The Mission’s Valencia Street corridor (between 18th and 20th Sts) is starting to give Hayes Valley a run for its money, with quirky homeware shops (all great, but I like Aldea) springing up alongside places like Paxton Gate (824 Valencia St, Mission), whose nature-inspired shop shifts seed packets alongside animal skeletons. Betabrand (780 Valencia St, Mission) is an innovative clothing company, manufacturing only the designs that get the thumbs up from its customers, who vote on every item. Nearby is Dandelion Chocolate (740 Valencia St, Mission), which makes and sells its chocolate — straight from the bean — on the premises.

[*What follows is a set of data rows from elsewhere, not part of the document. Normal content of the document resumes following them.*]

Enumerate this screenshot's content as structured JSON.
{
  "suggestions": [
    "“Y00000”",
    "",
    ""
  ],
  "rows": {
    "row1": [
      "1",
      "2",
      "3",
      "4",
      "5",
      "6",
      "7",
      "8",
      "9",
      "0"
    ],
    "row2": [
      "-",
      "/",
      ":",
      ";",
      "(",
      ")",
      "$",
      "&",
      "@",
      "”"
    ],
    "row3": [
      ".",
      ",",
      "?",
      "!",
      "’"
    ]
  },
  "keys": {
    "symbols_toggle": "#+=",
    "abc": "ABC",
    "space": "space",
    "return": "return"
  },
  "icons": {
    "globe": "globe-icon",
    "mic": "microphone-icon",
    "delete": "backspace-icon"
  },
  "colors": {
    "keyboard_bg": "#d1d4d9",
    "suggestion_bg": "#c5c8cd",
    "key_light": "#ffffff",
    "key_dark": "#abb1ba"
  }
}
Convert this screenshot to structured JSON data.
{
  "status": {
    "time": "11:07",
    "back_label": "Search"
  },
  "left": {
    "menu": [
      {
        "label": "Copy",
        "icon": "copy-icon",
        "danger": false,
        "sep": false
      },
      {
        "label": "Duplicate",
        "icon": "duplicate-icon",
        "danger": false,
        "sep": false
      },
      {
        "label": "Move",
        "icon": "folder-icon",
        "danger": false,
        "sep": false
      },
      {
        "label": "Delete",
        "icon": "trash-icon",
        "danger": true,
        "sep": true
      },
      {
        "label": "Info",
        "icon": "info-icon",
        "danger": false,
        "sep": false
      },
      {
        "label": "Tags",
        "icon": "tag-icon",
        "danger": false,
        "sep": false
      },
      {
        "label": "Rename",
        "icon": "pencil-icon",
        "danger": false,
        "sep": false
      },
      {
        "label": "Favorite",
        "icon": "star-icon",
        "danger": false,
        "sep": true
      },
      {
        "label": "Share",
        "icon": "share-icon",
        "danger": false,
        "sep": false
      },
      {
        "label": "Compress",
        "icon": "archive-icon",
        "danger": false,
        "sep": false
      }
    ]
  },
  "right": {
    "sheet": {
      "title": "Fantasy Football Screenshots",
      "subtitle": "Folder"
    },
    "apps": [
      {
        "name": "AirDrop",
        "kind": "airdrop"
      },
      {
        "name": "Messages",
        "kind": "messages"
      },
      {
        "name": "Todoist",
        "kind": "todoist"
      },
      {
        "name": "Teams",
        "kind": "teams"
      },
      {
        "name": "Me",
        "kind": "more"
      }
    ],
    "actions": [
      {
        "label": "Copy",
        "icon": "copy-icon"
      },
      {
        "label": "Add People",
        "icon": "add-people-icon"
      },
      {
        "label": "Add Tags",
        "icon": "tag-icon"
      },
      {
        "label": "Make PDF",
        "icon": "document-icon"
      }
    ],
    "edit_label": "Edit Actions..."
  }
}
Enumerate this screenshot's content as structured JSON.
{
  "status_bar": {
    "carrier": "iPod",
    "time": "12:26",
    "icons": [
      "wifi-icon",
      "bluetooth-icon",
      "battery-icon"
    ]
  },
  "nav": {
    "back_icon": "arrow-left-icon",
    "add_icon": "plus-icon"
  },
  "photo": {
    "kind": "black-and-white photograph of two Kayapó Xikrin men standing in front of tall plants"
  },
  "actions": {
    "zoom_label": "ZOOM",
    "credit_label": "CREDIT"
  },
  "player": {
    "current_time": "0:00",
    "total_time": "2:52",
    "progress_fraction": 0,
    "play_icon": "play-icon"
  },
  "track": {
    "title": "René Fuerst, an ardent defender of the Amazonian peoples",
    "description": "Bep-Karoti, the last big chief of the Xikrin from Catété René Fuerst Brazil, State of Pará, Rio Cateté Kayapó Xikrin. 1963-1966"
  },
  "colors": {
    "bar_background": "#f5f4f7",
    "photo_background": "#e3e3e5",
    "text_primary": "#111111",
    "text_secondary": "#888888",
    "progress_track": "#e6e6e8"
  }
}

For a mixture of chains and independents in a prettier setting than Union Square, try Pacific Heights. The upmarket neighbourhood sprinkles designer labels among pricey independent boutiques on Fillmore St (between Bush and Clay) and mixes in trendy names, like J Brand and Apple, in retro, pastel-coloured buildings on Chestnut St, between Fillmore and Divisadero, while the touristy Upper Haight is great for vintage clothing.

Top 10 local tips

01 Only tourists call it ‘San Fran’, and ‘Frisco’ hasn’t been in since the Beats. Play it safe with ‘San Francisco’, ‘SF’ (if you’re writing) or ‘The City’.

02 San Francisco is a city of microclimates, and you never know when the fog or wind will hit, so dress in layers, and plenty of them.

03 Save your visit to the California Academy of Sciences for a Thursday night — its weekly late-night event, with cocktails.

04 If you want to ride a cable-car, shun the jam-packed Powell St lines for the California St line. It’s prettier, and crowd-free.

05 Don’t trust GPS — in this hilly city, roads can stop abruptly at a staircase and continue on the other side.

06 Join America’s food truck revolution at SoMa StrEat Food Park (428 11th St), a former parking lot that’s been converted into a food truck park.

07 The best way to cross the Golden Gate Bridge is to hike or bike across, then get a ferry back from Sausalito.

08 California’s famous for its In-N-Out burger chain, but there’s a secret menu — find it online.

09 Keep an eye out for SF’s celebrated eccentrics. The ‘naked men of the Castro’ have fallen victim to a recent nudity ban, leaving ‘protester’ Frank Chu as the city’s favourite eccentric.

10 Try Peek — a website that picks the best things to do in SF.

More info

Books: Armistead Maupin’s Tales of the City novels are SF classics. The Beat poets congregated in North Beach. Stock up on their works at City Lights Books, in North Beach, still owned by 95-year-old poet Lawrence Ferlinghetti.

On screen: Hitchcock’s Vertigo is arguably San Francisco’s finest film. It features the Golden Gate and the Mission, among other locations. Milk, the biopic of politician Harvey Milk, the first openly gay person to be elected to public office in California, was shot in the Castro.

Online: sf.eater.com

Published in the October 2014 issue of National Geographic Traveller (UK)